What Are the Ebola Virus Effects?
The Ebola virus can have devastating effects on humans, causing serious acute illness that can be fatal if not treated. Since Ebola virus disease first appeared in 1976, various outbreaks have occurred throughout the decades. Spurned by the most recent outbreak in West Africa that began in March 2014, medical communities across the globe have combined efforts to develop effective treatments for those impacts and even eventually a vaccine that will prevent future outbreaks altogether. Here’s a look at the Ebola virus effects on those afflicted and some of the treatment options currently available.
Effects of Ebola Virus on the Human Body
In part, the symptoms of Ebola result from the body’s release of certain immune-system chemicals called cytokines. According to WHO, first symptoms include sudden onset of fever, fatigue, muscle pain, headache, and sore throat. This is followed by bouts of vomiting and diarrhea, rash, symptoms of impaired kidney and liver function, and in some cases both internal and external bleeding.
On a deeper level, the virus is known to be systemic, which means the infection attacks every tissue and organ of the body except the skeletal muscles and bones. This is why the virus is also characterized by hemorrhaging and blood clotting. Although it is yet to be discovered how the virus attacks human cells, it is hypothesized that they are able to release certain proteins that can weaken the responses of the body’s immune system. The virus can even attack the connective tissues that are rapidly multiplying in collagen. Collagen is responsible for keeping the organs in place, and the virus destroys and digests such tissues.
It also causes blood clots in the bloodstream, so the blood thickens and the blood flow weakens. These clots tend to get stuck in the blood vessels, which in turn causes the red spots on the skin. As the disease progresses, the spots get bigger. The blood clots will also slow down the blood supply to most organs of the body such as the lungs, brain, liver, intestines, kidneys, testicles, and breast tissues. All these organs will become severely damaged and so, will eventually stop functioning.
Many patients who survive Ebola report experiencing long-term effects as well. Later symptoms reported include hair loss, body aches, and insomnia. Muscles and nerves can be directly injured by the virus and take a long time to recover.

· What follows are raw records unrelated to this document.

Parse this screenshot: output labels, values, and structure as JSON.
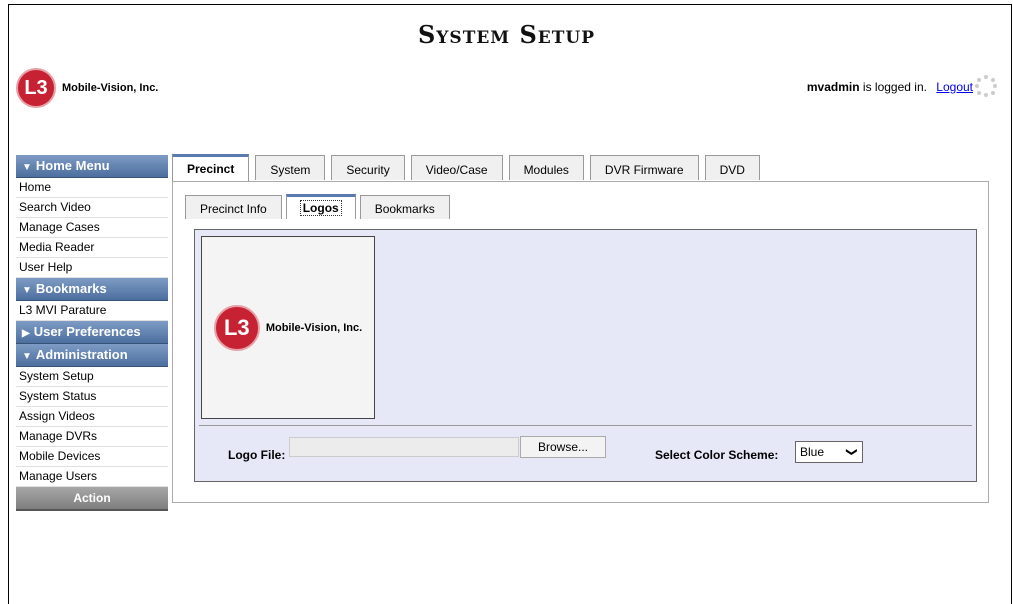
{
  "header": {
    "title": "System Setup",
    "company": "Mobile-Vision, Inc.",
    "logo_mark": "L3",
    "user": "mvadmin",
    "logged_in_text": "is logged in.",
    "logout": "Logout"
  },
  "sidebar": {
    "home_menu": "Home Menu",
    "home_items": [
      "Home",
      "Search Video",
      "Manage Cases",
      "Media Reader",
      "User Help"
    ],
    "bookmarks": "Bookmarks",
    "bookmark_items": [
      "L3 MVI Parature"
    ],
    "user_prefs": "User Preferences",
    "administration": "Administration",
    "admin_items": [
      "System Setup",
      "System Status",
      "Assign Videos",
      "Manage DVRs",
      "Mobile Devices",
      "Manage Users"
    ],
    "action": "Action"
  },
  "tabs": [
    "Precinct",
    "System",
    "Security",
    "Video/Case",
    "Modules",
    "DVR Firmware",
    "DVD"
  ],
  "subtabs": [
    "Precinct Info",
    "Logos",
    "Bookmarks"
  ],
  "logos": {
    "logo_file_label": "Logo File:",
    "file_value": "",
    "browse": "Browse...",
    "color_scheme_label": "Select Color Scheme:",
    "color_scheme": "Blue"
  }
}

Survivors have also reported eye pain and vision loss. These long-term effects have not been well studied, but progress is being made on how they can be alleviated if not prevented.
Catching Ebola early appears to be a key factor in successful treatment, with early supportive care in terms of rehydration and symptomatic treatment significantly improving survival rates. While there is as yet no licensed treatment that’s been proven to neutralize the virus, there are several blood, immunological, and drug therapies currently under development.
At this time, there are no vaccines in circulation that protect against Ebola. However, there are several clinical trials for vaccine candidates being currently run, and the hope is that a safe and effective Ebola vaccine will be available by the end of 2015.